Vast increases in computing power have led scientists and engineers to
tackle problems once considered beyond the limits of human study
such challenges as long-range weather forecasting, modeling thermonuclear
explosions, simulating variations in aeronautical design, and designing
new drugs. These efforts depend on improvements in computer software as
well as hardware. Mathematics holds the key to the efficient trade-offs
in processing speeds, message passing, and use of memory that make up
programming code. Recent advances in this area of science have generated
a proliferation of software for professional and everyday uses. In terms
of economic impact, the software and computer services sector has more
than doubled in size since 1990, growing to a $152 billion business by
1998 and roughly equaling the size of the computer hardware sector.
The industrialized world has integrated information technologies throughout
almost all economic sectors and social institutions. We use IT when we
listen to a weather forecast, enjoy music on a CD, or watch a movie on
DVD. The free exchange of information made possible by the Internet has
had a democratizing influence in other parts of the world, and small but
innovative entrepreneurs now have opportunities to market their ideas
on a worldwide scale that would have been impossible to imagine 20 years
Libraries With Instant Access
Digital libraries will provide all Americans with unprecedented
access to information.
A $30 million cooperative initiative of several Federal agencies
will soon provide a national library of text, images, sound recordings,
and other materials to every schoolchild (and all other Americans)
with access to
the Internet. The library will include countless numbers of books
that are in the public domain, such as the complete works of Shakespeare,
Mark Twain, the Greek philosophers, and the Federalist Papers. In
addition, children will have virtual access to such things
as the Apollo 11 command module, the Gettysburg battlefield, and
Rose Kennedys personal tour of the John F. Kennedy birthplace.
Students and their teachers will also be able to find a digital
library for math and science education as
part of the new initiative. The collection will include high-quality
resources and provide hands-on, interactive content that makes math
and science come alive and enables students to learn by doing.
Technology can help make Americas treasures available to
all citizens. It will still be a thrill to visit Ellis Island in
person, but those who cant make the trip will still have online
access to its immigration records.

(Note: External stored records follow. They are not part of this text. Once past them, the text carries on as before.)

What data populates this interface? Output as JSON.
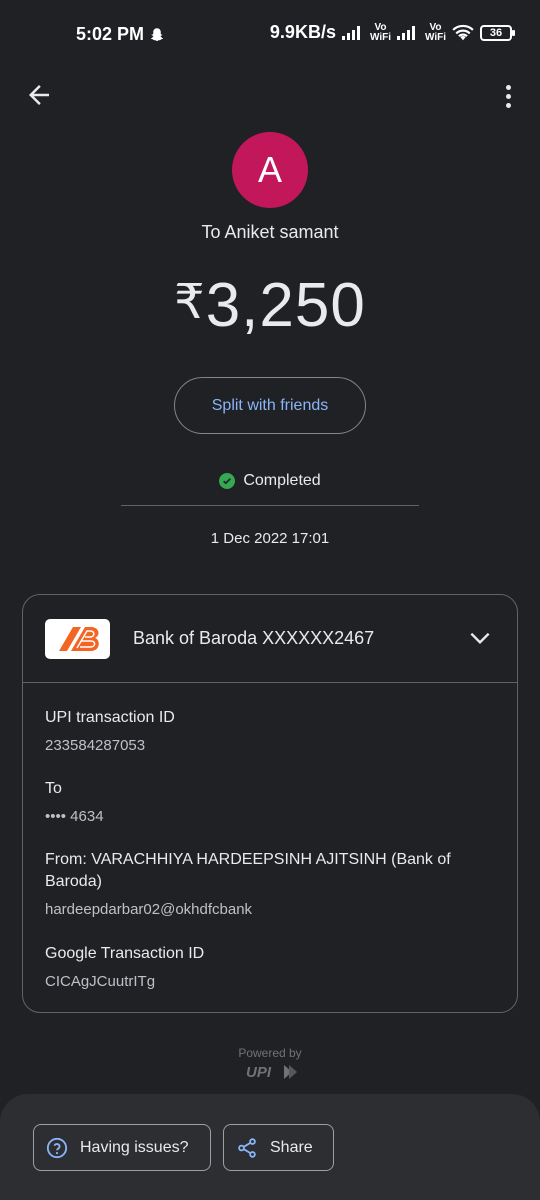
{
  "status_bar": {
    "time": "5:02 PM",
    "speed": "9.9KB/s",
    "vo_top": "Vo",
    "vo_bottom": "WiFi",
    "battery": "36"
  },
  "payment": {
    "avatar_letter": "A",
    "to_label": "To Aniket samant",
    "currency": "₹",
    "amount": "3,250",
    "split_button": "Split with friends",
    "status": "Completed",
    "datetime": "1 Dec 2022 17:01"
  },
  "card": {
    "bank_name": "Bank of Baroda XXXXXX2467",
    "upi_id_label": "UPI transaction ID",
    "upi_id_value": "233584287053",
    "to_label": "To",
    "to_value": "•••• 4634",
    "from_label": "From: VARACHHIYA HARDEEPSINH AJITSINH (Bank of Baroda)",
    "from_value": "hardeepdarbar02@okhdfcbank",
    "google_id_label": "Google Transaction ID",
    "google_id_value": "CICAgJCuutrITg"
  },
  "footer": {
    "powered_by": "Powered by",
    "upi_logo_text": "UPI"
  },
  "actions": {
    "issues_label": "Having issues?",
    "share_label": "Share"
  },
  "colors": {
    "background": "#202124",
    "avatar": "#c2185b",
    "accent": "#8ab4f8",
    "success": "#34a853",
    "bank_orange": "#f26522"
  },
  "icons": [
    "back-arrow-icon",
    "more-vert-icon",
    "check-circle-icon",
    "chevron-down-icon",
    "help-circle-icon",
    "share-icon",
    "snapchat-icon",
    "wifi-icon",
    "signal-icon"
  ]
}
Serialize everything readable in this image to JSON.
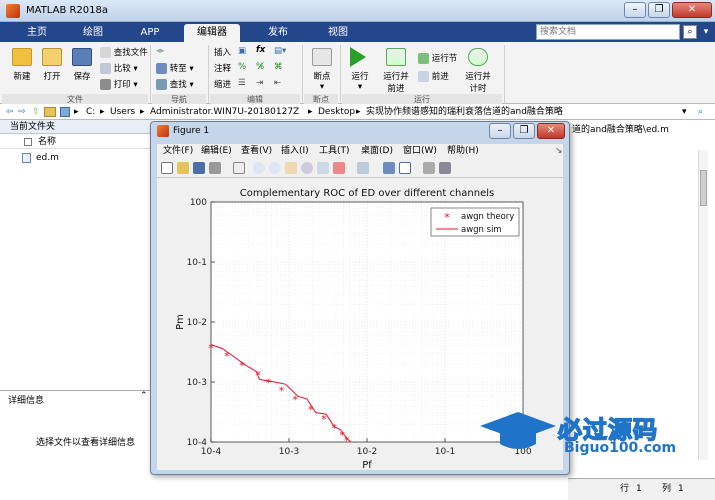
{
  "window": {
    "title": "MATLAB R2018a",
    "min": "–",
    "max": "❐",
    "close": "✕"
  },
  "tabs": [
    "主页",
    "绘图",
    "APP",
    "编辑器",
    "发布",
    "视图"
  ],
  "active_tab": "编辑器",
  "search": {
    "placeholder": "搜索文档"
  },
  "ribbon": {
    "file": {
      "new": "新建",
      "open": "打开",
      "save": "保存",
      "find_files": "查找文件",
      "compare": "比较",
      "print": "打印",
      "group": "文件"
    },
    "nav": {
      "goto": "转至",
      "find": "查找",
      "group": "导航"
    },
    "edit": {
      "insert": "插入",
      "comment": "注释",
      "indent": "缩进",
      "fx": "fx",
      "group": "编辑"
    },
    "breakpoint": {
      "label": "断点",
      "group": "断点"
    },
    "run": {
      "run": "运行",
      "run_advance": "运行并\n前进",
      "run_section": "运行节",
      "advance": "前进",
      "run_time": "运行并\n计时",
      "group": "运行"
    }
  },
  "address": {
    "path": [
      "C:",
      "Users",
      "Administrator.WIN7U-20180127Z",
      "Desktop",
      "实现协作频谱感知的瑞利衰落信道的and融合策略"
    ],
    "path_sep": "▸",
    "right_path": "道的and融合策略\\ed.m"
  },
  "current_folder": {
    "header": "当前文件夹",
    "col_name": "名称",
    "files": [
      "ed.m"
    ]
  },
  "details": {
    "header": "详细信息",
    "text": "选择文件以查看详细信息"
  },
  "statusbar": {
    "row_label": "行",
    "row": "1",
    "col_label": "列",
    "col": "1"
  },
  "figure": {
    "title": "Figure 1",
    "menu": [
      "文件(F)",
      "编辑(E)",
      "查看(V)",
      "插入(I)",
      "工具(T)",
      "桌面(D)",
      "窗口(W)",
      "帮助(H)"
    ]
  },
  "chart_data": {
    "type": "line",
    "title": "Complementary ROC of ED over different channels",
    "xlabel": "Pf",
    "ylabel": "Pm",
    "xscale": "log",
    "yscale": "log",
    "xlim": [
      0.0001,
      1
    ],
    "ylim": [
      0.0001,
      1
    ],
    "x_ticks": [
      "10-4",
      "10-3",
      "10-2",
      "10-1",
      "100"
    ],
    "y_ticks": [
      "100",
      "10-1",
      "10-2",
      "10-3",
      "10-4"
    ],
    "grid": true,
    "legend_position": "top-right",
    "series": [
      {
        "name": "awgn theory",
        "style": "red star markers",
        "x": [
          0.0001,
          0.00016,
          0.00025,
          0.0004,
          0.00055,
          0.0008,
          0.0012,
          0.0019,
          0.0028,
          0.0038,
          0.0048,
          0.0055
        ],
        "y": [
          0.0037,
          0.0027,
          0.0019,
          0.0013,
          0.00099,
          0.00072,
          0.00051,
          0.00035,
          0.00024,
          0.00017,
          0.00013,
          0.000105
        ]
      },
      {
        "name": "awgn sim",
        "style": "red solid line",
        "x": [
          0.0001,
          0.00014,
          0.0002,
          0.00028,
          0.00038,
          0.00042,
          0.00065,
          0.0009,
          0.0013,
          0.0017,
          0.0022,
          0.003,
          0.0038,
          0.0046,
          0.0055,
          0.0062
        ],
        "y": [
          0.0042,
          0.0036,
          0.0026,
          0.0019,
          0.0015,
          0.0011,
          0.001,
          0.00092,
          0.00058,
          0.00052,
          0.00031,
          0.00029,
          0.00018,
          0.00016,
          0.000115,
          0.0001
        ]
      }
    ]
  },
  "watermark": {
    "brand": "必过源码",
    "url": "Biguo100.com"
  },
  "colors": {
    "titlebar": "#c9dbef",
    "tabstrip": "#24468a",
    "series": "#e8102a",
    "figure_bg": "#c5d5ea"
  }
}
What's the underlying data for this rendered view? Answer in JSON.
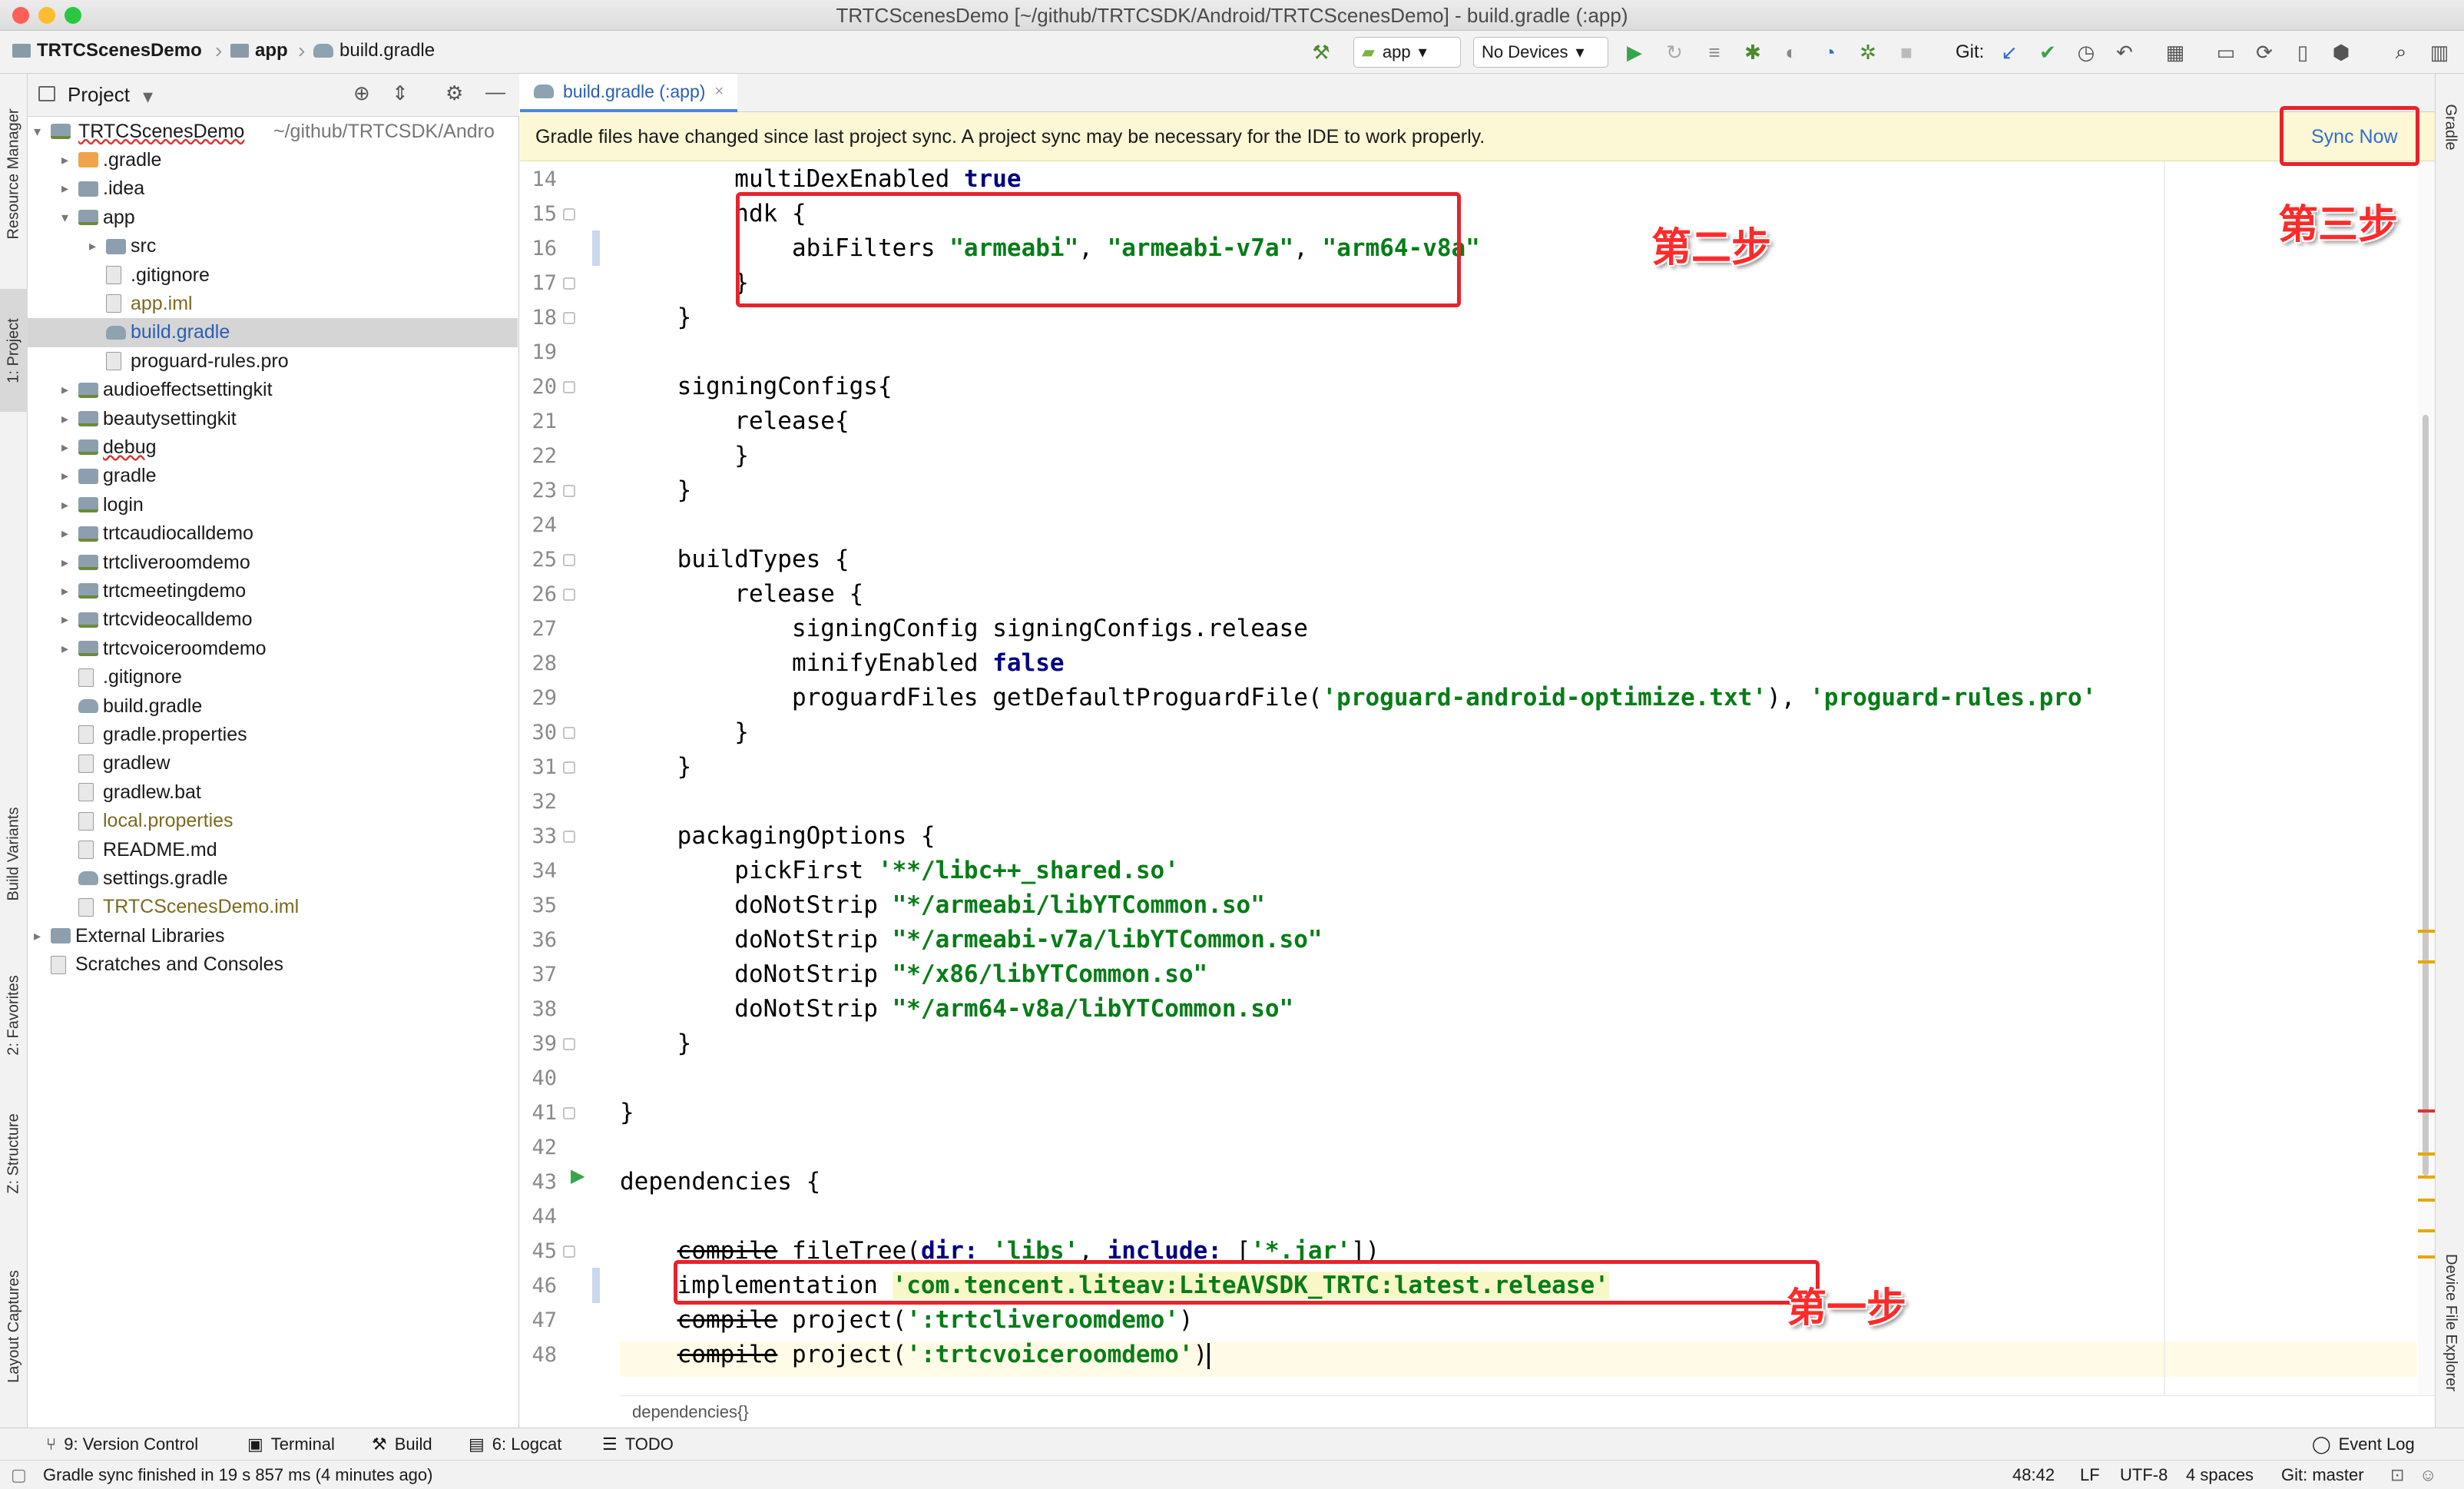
{
  "window": {
    "title": "TRTCScenesDemo [~/github/TRTCSDK/Android/TRTCScenesDemo] - build.gradle (:app)"
  },
  "nav": {
    "breadcrumbs": [
      "TRTCScenesDemo",
      "app",
      "build.gradle"
    ],
    "run_config": "app",
    "device": "No Devices",
    "git_label": "Git:"
  },
  "left_stripe": {
    "tabs": [
      "Resource Manager",
      "1: Project",
      "Build Variants",
      "2: Favorites",
      "Z: Structure",
      "Layout Captures"
    ]
  },
  "right_stripe": {
    "tabs": [
      "Gradle",
      "Device File Explorer"
    ]
  },
  "project_panel": {
    "title": "Project",
    "root": {
      "name": "TRTCScenesDemo",
      "path": "~/github/TRTCSDK/Andro"
    },
    "items": [
      {
        "label": ".gradle"
      },
      {
        "label": ".idea"
      },
      {
        "label": "app"
      },
      {
        "label": "src"
      },
      {
        "label": ".gitignore"
      },
      {
        "label": "app.iml"
      },
      {
        "label": "build.gradle"
      },
      {
        "label": "proguard-rules.pro"
      },
      {
        "label": "audioeffectsettingkit"
      },
      {
        "label": "beautysettingkit"
      },
      {
        "label": "debug"
      },
      {
        "label": "gradle"
      },
      {
        "label": "login"
      },
      {
        "label": "trtcaudiocalldemo"
      },
      {
        "label": "trtcliveroomdemo"
      },
      {
        "label": "trtcmeetingdemo"
      },
      {
        "label": "trtcvideocalldemo"
      },
      {
        "label": "trtcvoiceroomdemo"
      },
      {
        "label": ".gitignore"
      },
      {
        "label": "build.gradle"
      },
      {
        "label": "gradle.properties"
      },
      {
        "label": "gradlew"
      },
      {
        "label": "gradlew.bat"
      },
      {
        "label": "local.properties"
      },
      {
        "label": "README.md"
      },
      {
        "label": "settings.gradle"
      },
      {
        "label": "TRTCScenesDemo.iml"
      },
      {
        "label": "External Libraries"
      },
      {
        "label": "Scratches and Consoles"
      }
    ]
  },
  "editor": {
    "tab_label": "build.gradle (:app)",
    "banner_text": "Gradle files have changed since last project sync. A project sync may be necessary for the IDE to work properly.",
    "sync_now": "Sync Now",
    "line_numbers": [
      "14",
      "15",
      "16",
      "17",
      "18",
      "19",
      "20",
      "21",
      "22",
      "23",
      "24",
      "25",
      "26",
      "27",
      "28",
      "29",
      "30",
      "31",
      "32",
      "33",
      "34",
      "35",
      "36",
      "37",
      "38",
      "39",
      "40",
      "41",
      "42",
      "43",
      "44",
      "45",
      "46",
      "47",
      "48"
    ],
    "code": {
      "l14a": "        multiDexEnabled ",
      "l14b": "true",
      "l15": "        ndk {",
      "l16a": "            abiFilters ",
      "l16b": "\"armeabi\"",
      "l16c": ", ",
      "l16d": "\"armeabi-v7a\"",
      "l16e": ", ",
      "l16f": "\"arm64-v8a\"",
      "l17": "        }",
      "l18": "    }",
      "l20": "    signingConfigs{",
      "l21": "        release{",
      "l22": "        }",
      "l23": "    }",
      "l25": "    buildTypes {",
      "l26": "        release {",
      "l27": "            signingConfig signingConfigs.release",
      "l28a": "            minifyEnabled ",
      "l28b": "false",
      "l29a": "            proguardFiles getDefaultProguardFile(",
      "l29b": "'proguard-android-optimize.txt'",
      "l29c": "), ",
      "l29d": "'proguard-rules.pro'",
      "l30": "        }",
      "l31": "    }",
      "l33": "    packagingOptions {",
      "l34a": "        pickFirst ",
      "l34b": "'**/libc++_shared.so'",
      "l35a": "        doNotStrip ",
      "l35b": "\"*/armeabi/libYTCommon.so\"",
      "l36a": "        doNotStrip ",
      "l36b": "\"*/armeabi-v7a/libYTCommon.so\"",
      "l37a": "        doNotStrip ",
      "l37b": "\"*/x86/libYTCommon.so\"",
      "l38a": "        doNotStrip ",
      "l38b": "\"*/arm64-v8a/libYTCommon.so\"",
      "l39": "    }",
      "l41": "}",
      "l43": "dependencies {",
      "l45a": "    ",
      "l45b": "compile",
      "l45c": " fileTree(",
      "l45d": "dir: ",
      "l45e": "'libs'",
      "l45f": ", ",
      "l45g": "include: ",
      "l45h": "[",
      "l45i": "'*.jar'",
      "l45j": "])",
      "l46a": "    implementation ",
      "l46b": "'com.tencent.liteav:LiteAVSDK_TRTC:latest.release'",
      "l47a": "    ",
      "l47b": "compile",
      "l47c": " project(",
      "l47d": "':trtcliveroomdemo'",
      "l47e": ")",
      "l48a": "    ",
      "l48b": "compile",
      "l48c": " project(",
      "l48d": "':trtcvoiceroomdemo'",
      "l48e": ")"
    },
    "breadcrumb": "dependencies{}"
  },
  "annotations": {
    "step1": "第一步",
    "step2": "第二步",
    "step3": "第三步"
  },
  "bottom_tools": [
    "9: Version Control",
    "Terminal",
    "Build",
    "6: Logcat",
    "TODO",
    "Event Log"
  ],
  "status": {
    "message": "Gradle sync finished in 19 s 857 ms (4 minutes ago)",
    "position": "48:42",
    "line_sep": "LF",
    "encoding": "UTF-8",
    "indent": "4 spaces",
    "git": "Git: master"
  },
  "colors": {
    "keyword": "#000080",
    "string": "#067d17",
    "annotation": "#e8232a",
    "banner": "#fcf7d4",
    "selection": "#d5d5d5"
  }
}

Poetry lovers will still want
to own a personal copy of Dantes Inferno, but every student
who needs to read it will be able to download it instantly
and never have to pay an overdue fine!